If GOP governors want schools to remain open, they will walk back reckless anti-mask mandates

Opinion by the Washington Post Editorial Board, August 18, 2021.

In lieu of a pediatric coronavirus vaccine, masks are the best tool schools have to thwart infections. But instead of doing everything in their power to protect students, nine GOP-led states have banned school districts from requiring masks amid a nasty Covid-19 surge that is seeing record-high hospitalizations among children — seriously imperiling their constituents’ health and the ability of in-person instruction to continue.

The governors who have issued bans on mask mandates via executive order — Texas Gov. Greg Abbott (R), whose office announced Tuesday that he had tested positive for the coronavirus, and Florida Gov. Ron DeSantis (R) — have the ability to wipe them away with the stroke of a pen. Even some within their party think they should. In a CNN appearance, Sen. Bill Cassidy (R-La.) criticized Florida’s executive order: “I don’t want top-down from Washington, D.C. I don’t want top-down from a governor’s office.”

At least one Republican governor regrets his own anti-mask mandate stance. Arkansas Gov. Asa Hutchinson signed his state’s ban into law in April, when he assumed the pandemic was virtually over. He has since sought to modify the law, admitting that the public health situation has changed — an act of political bravery and an embrace of reality his peers should emulate.

In Arkansas’s case, a judge temporarily blocked the ban this month. Unfortunately, judicial intervention is proving to be an uneven mechanism for undoing anti-mask mandates. The all-Republican Texas Supreme Court has temporarily upheld Mr. Abbott’s ban. Court challenges in other states will likely be a mixed bag, only adding to the chaos.

School boards have continued to pursue mask mandates despite state bans and, in Florida’s case, vague sanctions on some counties.
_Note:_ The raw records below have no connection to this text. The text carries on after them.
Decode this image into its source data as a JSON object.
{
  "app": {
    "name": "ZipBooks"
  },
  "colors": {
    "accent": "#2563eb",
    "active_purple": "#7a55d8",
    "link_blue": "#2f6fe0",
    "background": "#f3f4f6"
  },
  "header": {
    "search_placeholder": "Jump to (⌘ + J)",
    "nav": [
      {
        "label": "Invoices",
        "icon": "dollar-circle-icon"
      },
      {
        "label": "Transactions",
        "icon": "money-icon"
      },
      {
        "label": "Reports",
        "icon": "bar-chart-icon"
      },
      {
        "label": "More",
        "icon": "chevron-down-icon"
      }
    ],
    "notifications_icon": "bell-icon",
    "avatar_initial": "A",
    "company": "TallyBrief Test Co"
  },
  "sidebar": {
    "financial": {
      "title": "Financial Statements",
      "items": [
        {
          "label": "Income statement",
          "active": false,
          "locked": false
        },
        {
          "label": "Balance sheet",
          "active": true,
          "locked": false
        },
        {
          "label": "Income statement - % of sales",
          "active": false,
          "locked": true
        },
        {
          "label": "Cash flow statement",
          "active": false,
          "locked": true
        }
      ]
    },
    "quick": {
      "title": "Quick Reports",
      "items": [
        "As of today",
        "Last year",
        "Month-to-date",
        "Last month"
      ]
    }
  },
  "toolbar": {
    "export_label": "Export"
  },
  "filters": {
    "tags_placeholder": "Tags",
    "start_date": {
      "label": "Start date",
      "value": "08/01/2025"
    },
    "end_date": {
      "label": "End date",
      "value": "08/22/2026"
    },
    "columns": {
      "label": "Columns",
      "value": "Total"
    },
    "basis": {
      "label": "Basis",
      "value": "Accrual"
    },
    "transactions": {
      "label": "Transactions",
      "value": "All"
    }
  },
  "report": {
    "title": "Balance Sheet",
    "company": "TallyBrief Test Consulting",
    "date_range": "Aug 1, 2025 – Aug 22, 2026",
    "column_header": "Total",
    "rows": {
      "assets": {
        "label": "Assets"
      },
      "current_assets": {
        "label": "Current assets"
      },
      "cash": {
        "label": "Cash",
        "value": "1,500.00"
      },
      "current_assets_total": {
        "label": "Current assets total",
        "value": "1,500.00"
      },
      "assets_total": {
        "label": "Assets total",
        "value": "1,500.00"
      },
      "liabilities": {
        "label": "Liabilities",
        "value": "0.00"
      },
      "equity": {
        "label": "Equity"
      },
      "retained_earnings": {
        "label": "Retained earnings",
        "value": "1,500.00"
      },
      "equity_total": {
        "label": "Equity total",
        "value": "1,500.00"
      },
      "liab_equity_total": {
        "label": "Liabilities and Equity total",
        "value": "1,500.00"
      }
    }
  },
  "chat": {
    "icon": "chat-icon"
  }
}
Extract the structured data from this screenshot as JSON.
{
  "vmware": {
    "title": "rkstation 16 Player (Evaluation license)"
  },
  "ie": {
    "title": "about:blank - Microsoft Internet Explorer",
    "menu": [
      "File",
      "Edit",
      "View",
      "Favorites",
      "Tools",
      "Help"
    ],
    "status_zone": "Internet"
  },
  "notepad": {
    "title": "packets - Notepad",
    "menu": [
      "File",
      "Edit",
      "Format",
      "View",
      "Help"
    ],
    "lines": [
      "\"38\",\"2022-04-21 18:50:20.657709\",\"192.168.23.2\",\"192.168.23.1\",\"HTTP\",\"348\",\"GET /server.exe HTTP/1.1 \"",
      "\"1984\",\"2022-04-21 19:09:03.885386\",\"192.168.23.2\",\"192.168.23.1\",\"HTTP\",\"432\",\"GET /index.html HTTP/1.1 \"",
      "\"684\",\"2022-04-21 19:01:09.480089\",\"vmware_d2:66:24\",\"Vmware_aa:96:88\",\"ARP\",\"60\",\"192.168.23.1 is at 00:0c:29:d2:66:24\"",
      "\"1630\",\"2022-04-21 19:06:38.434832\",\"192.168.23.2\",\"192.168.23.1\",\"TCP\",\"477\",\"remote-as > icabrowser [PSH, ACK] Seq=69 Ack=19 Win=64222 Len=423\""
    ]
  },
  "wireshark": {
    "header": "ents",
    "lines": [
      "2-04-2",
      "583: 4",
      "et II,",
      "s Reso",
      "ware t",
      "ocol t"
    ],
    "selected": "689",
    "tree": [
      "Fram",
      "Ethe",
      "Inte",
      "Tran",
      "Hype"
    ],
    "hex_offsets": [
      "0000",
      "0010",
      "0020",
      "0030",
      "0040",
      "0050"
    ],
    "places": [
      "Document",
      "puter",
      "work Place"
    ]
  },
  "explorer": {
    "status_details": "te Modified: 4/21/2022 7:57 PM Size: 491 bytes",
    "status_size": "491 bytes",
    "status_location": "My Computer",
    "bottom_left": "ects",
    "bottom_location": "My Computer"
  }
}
In Florida’s Leon County, which includes the capital, a K-8 mask mandate is in place. Superintendent Rocky Hanna explained his decision plainly: If “heaven forbid we lost a child to this virus, I can’t just simply blame the governor.”

Child deaths from Covid-19 are possible, though exceptionally rare. Of even greater concern are long-haul Covid and the risk of school closures. Children under 12 are not yet eligible for the coronavirus vaccines and are therefore especially vulnerable to the highly transmissible delta variant. More than 120,000 children were infected with Covid in the United States last week. It has been estimated that 10 percent of children who contract Covid will have chronic symptoms such as heart conditions, decreased lung function and behavioral abnormalities. Meanwhile, when a certain threshold of students and staff are infected, and their contacts hopefully quarantined, a school simply cannot function. Some schools in the South have already put the academic year on pause or switched to temporary online instruction after staff shortages and Covid spikes have made in-person instruction impossible.

The Centers for Disease Control and Prevention has recommended universal masking in K-12 schools for a reason. If governors have any concern for student safety, and want fragile school re-openings to hold, they must get out of the way of local actors and work to undo reckless anti-mask mandates.

 Image Credits: Students, some wearing protective masks, arrive for the first day of school at Sessums Elementary School in Riverview, Fla., on Aug. 10. (Chris O'Meara/AP)